When a child acts out in school, it’s a problem for everyone involved—fellow students, teachers, administrators and the child’s parents. But it may be the child and the community at-large that end up with the most burdensome problem of all, given the likelihood in Virginia that the student will either be suspended or turned over to the police.
At first glance, the issue for schools might seem straightforward: Removing a child who causes disruption or creates a distraction solves the immediate problem. Why should a troublesome child here or there disturb the learning environment for all the rest?
But in reality, this is the easy way out for the schools. It doesn’t address the core issue, but rather rubs salt in a wound that will fester in the child and the broader community in the long run. Society should know from experience that ostracizing an individual or a class of people makes a situation worse.
When schools suspend a student or refer the student to law enforcement, the student falls behind in his studies, and is more likely to distance himself from the educational process and become a regular customer of the criminal justice system.
According to a 2015 report from the Center for Public Integrity, Virginia has been a national leader in school referrals to law enforcement. At a rate of 16 referrals per 1,000 students, our commonwealth was at nearly triple the national average of 5.8 per 1,000. The center, a Washington-based nonprofit, nonpartisan research group, also found that Virginia referrals of black and disabled students were about 25 and 33 per 1,000, respectively, compared to 10 and 11 per 1,000 nationally.
Though the report was based on 2012 statistics, and state officials say the state numbers have improved since then, Gov. Terry McAuliffe was nevertheless prompted last fall to announce his “Classrooms not Courtrooms” program. The initiative is designed to find alternative and more productive ways of dealing with student behavior problems than kicking the kids out or calling the cops.
A recent report by the JustChildren Program, an advocacy project of the Legal Aid Justice Center in Charlottesville, focuses on the problem in Virginia. During the 2014–15 school year, it found, Virginia schools issued 126,000 long- and short-term suspensions to nearly 72,000 students. More than 20 percent of those suspensions—some 27,000—were handed to pre-kindergarten and elementary school children.
To be clear, while overall percentages of student suspensions are generally lower in Fredericksburg-area school divisions compared with the more urban and highly populated areas of the state, the inflated percentages of minority and disabled students suspended here mirror the statewide trend.

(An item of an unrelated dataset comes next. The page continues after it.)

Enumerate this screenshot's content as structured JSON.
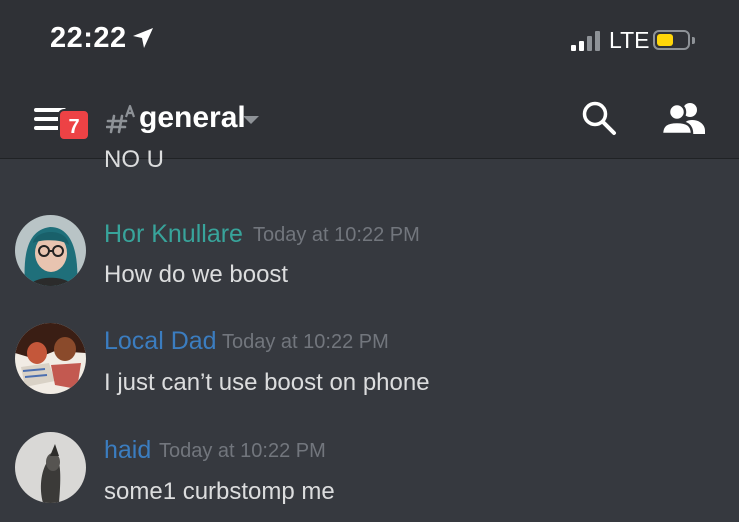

Many schools across the state are participating a program called Positive Behavioral Interventions and Supports, or PBIS, which the governor has made part of the initiative. It is designed to train educators in how to mentor and more constructively deal with student behavior issues within the school. Studies indicate the program and others like it are working.
Critics counter that trouble-making students deserve discipline, not “coddling.” But such a view does not recognize the potential value of a child whose environment at home and in his community may feed the anger that manifests itself in school.
The pipeline between classrooms and the courtrooms does no one any good. The answer is found in replacing negative influences with positive reinforcement. It’s not the easy way out, but then changing things for the better never is.